Everything came to a screeching halt. This beautiful daily, weekly, monthly blog post I was drafting in my head to share my excitement with you about thinking analysis differently went poof.
It pains me how critical it is to know what the heck we are solving for with our analytics, and how few people identify goals for their website (mobile or desktop). The reason is simple: If you don’t know where you are going, you’ll get somewhere and you’ll be miserable.
We see this everyday. “Analysts” spewing data out left right and center, after spending so much time tagging and re-tagging and Google Tag Managering. Yet, few Marketers or executives take them seriously (because they don’t know what the heck all that means to the business
For the last decade (#omg!), I’ve consistently complained about a fundamental flaw in Web Analytics tools: They incentivize one night stands, rather than engagements matching customer-intent.
This leads to owners of digital experiences (insanely) expecting all visitors to their websites to convert right away – anything less than that is a failure. Damn the intent the customer is expressing.
It also results in Marketers obsess about awful things like last-click conversions (die last-click attribution die!). They make silly user experience decisions (Searching for car insurance options? We will remove every single thing from the page except a GET QUOTE button. Ha! Sucks to be you Visitor!). They never consider Think or Care intent, all they obsess about is Do intent (See-Think-Do-Care business framework). Not even all of the Do, just the strongest of commercial intent. The very bottom of the Do! It really is quite crazy.
You’ll agree all of this sounds quite insane. Not just insane, so visibly insane that everyone should see through it and fix their minds/reports/strategies. So, why are we still so obviously wrong and still on the insane path?

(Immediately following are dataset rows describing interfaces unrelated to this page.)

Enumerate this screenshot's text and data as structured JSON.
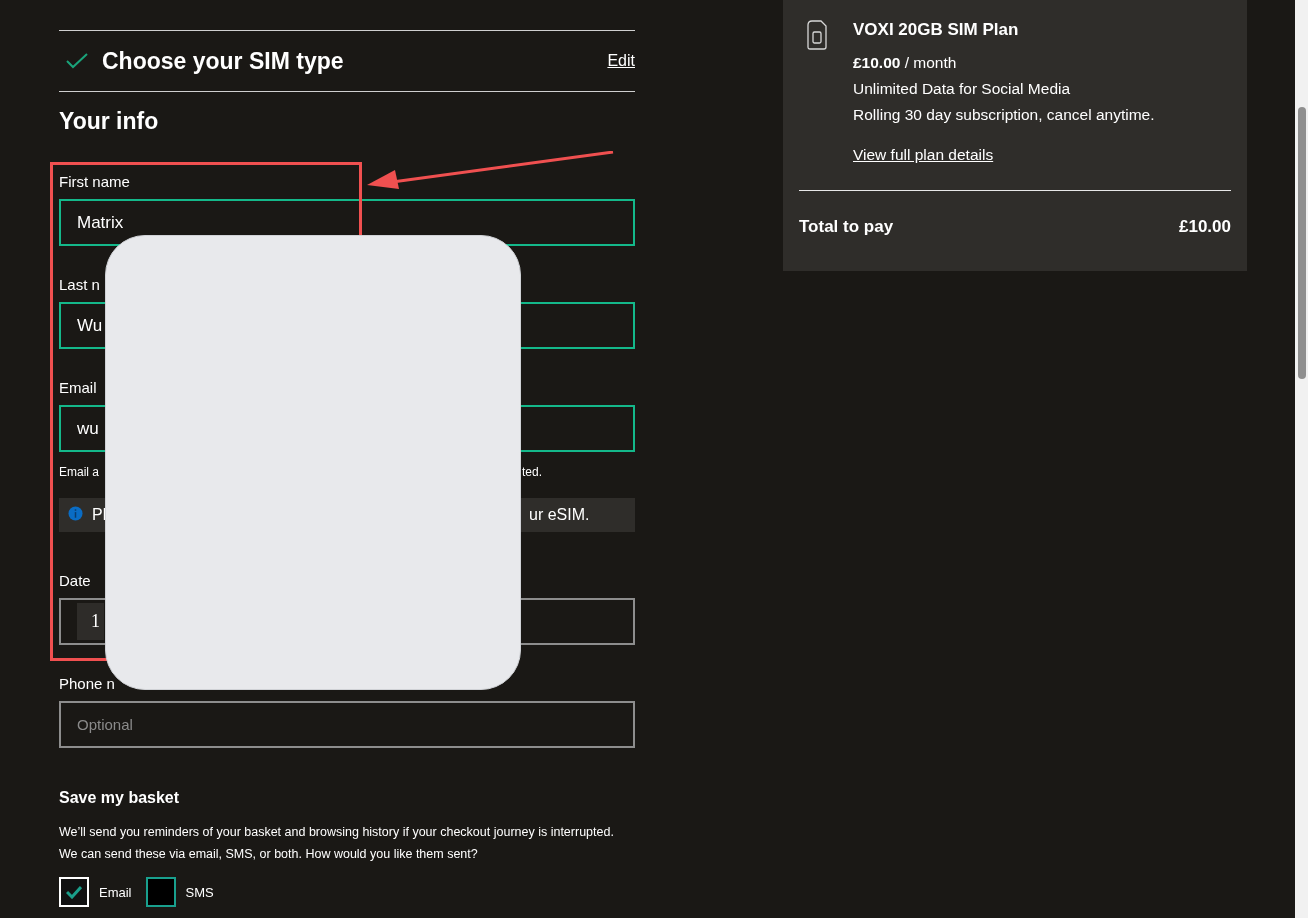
{
  "step": {
    "title": "Choose your SIM type",
    "completed": true,
    "edit_link": "Edit"
  },
  "section_title": "Your info",
  "fields": [
    {
      "kind": "text",
      "label": "First name",
      "value": "Matrix",
      "valid": true
    },
    {
      "kind": "text",
      "label": "Last n",
      "value": "Wu",
      "valid": true
    },
    {
      "kind": "text",
      "label": "Email",
      "value": "wu",
      "valid": true,
      "hint": [
        "Email a",
        "ted."
      ],
      "info": [
        "Pl",
        "ur eSIM."
      ]
    },
    {
      "kind": "date",
      "label": "Date",
      "value": "1",
      "valid": false
    },
    {
      "kind": "text",
      "label": "Phone n",
      "placeholder": "Optional",
      "valid": false
    }
  ],
  "basket": {
    "title": "Save my basket",
    "text": "We’ll send you reminders of your basket and browsing history if your checkout journey is interrupted. We can send these via email, SMS, or both. How would you like them sent?",
    "options": [
      {
        "label": "Email",
        "checked": true
      },
      {
        "label": "SMS",
        "checked": false
      }
    ]
  },
  "summary": {
    "plan": "VOXI 20GB SIM Plan",
    "price": "**£10.00** / month",
    "features": [
      "Unlimited Data for Social Media",
      "Rolling 30 day subscription, cancel anytime."
    ],
    "link": "View full plan details",
    "total_label": "Total to pay",
    "total": "£10.00"
  }
}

Simple. It is just how all of the Digital Analytics tools are configured at their very core.
Every standard report in every standard tool is configured off Visits (or in Google Analytics language, Sessions), rather than Visitors (GA language, Users). The specific metric I’ve been mad about since day one of this blog (May 14th, 2006!) is Conversion Rate. It is measured as Orders/Visits. [Or, its variation Outcomes/Sessions]
Built into that is the mental model that if you visit a website, then every Visit has to result in money for the site owner. Else, it is a failed visit. Scroll
The difference between a Reporting Squirrel and Analysis Ninja? Insights.
As in, the former is in the business of providing data, the latter in the business of understanding the performance implied by the data. That understanding leads to insights about why the performance occurred, which leads to so what we should do.
Do you see how far away a Reporting Squirrel’s job is from that of an Analysis Ninja?
For one, I hope you see the massive investment in self-development of business skills required to have the foundation required to get to the why and, even more, the so what.
Pause. Reflect on the implication of that why and so what on your current skills/career.
I’m sure you came up with a set of actions you can take to evolve from a squirrel to a ninja, or, if you are already a ninja, how to become even more awesome at ninja’ness.
One of the actions that both clusters will come up with is the ability to communicate the insights you discover. Even if you have really amazing why and so what, I’ve observed many Analysts die at the last mile: Presenting their whys and the so whats, in the form of stories.
In fact 86.4% of all Analyst careers fail due to a lack of this critical last mile skill!
Ok, ok. I kid. I kid.
It is really 88%. : )
Tom Fishburne’s wonderful cartoon is here for another purpose.
We send out our multi-tab spreadsheets, our best Google Analytics custom reports, our great dashboards full of data , and more to the tactical layer of data clients. The Directors, the Marketers, the Optimization employees and our resident social media gurus. The valiant hope is that they will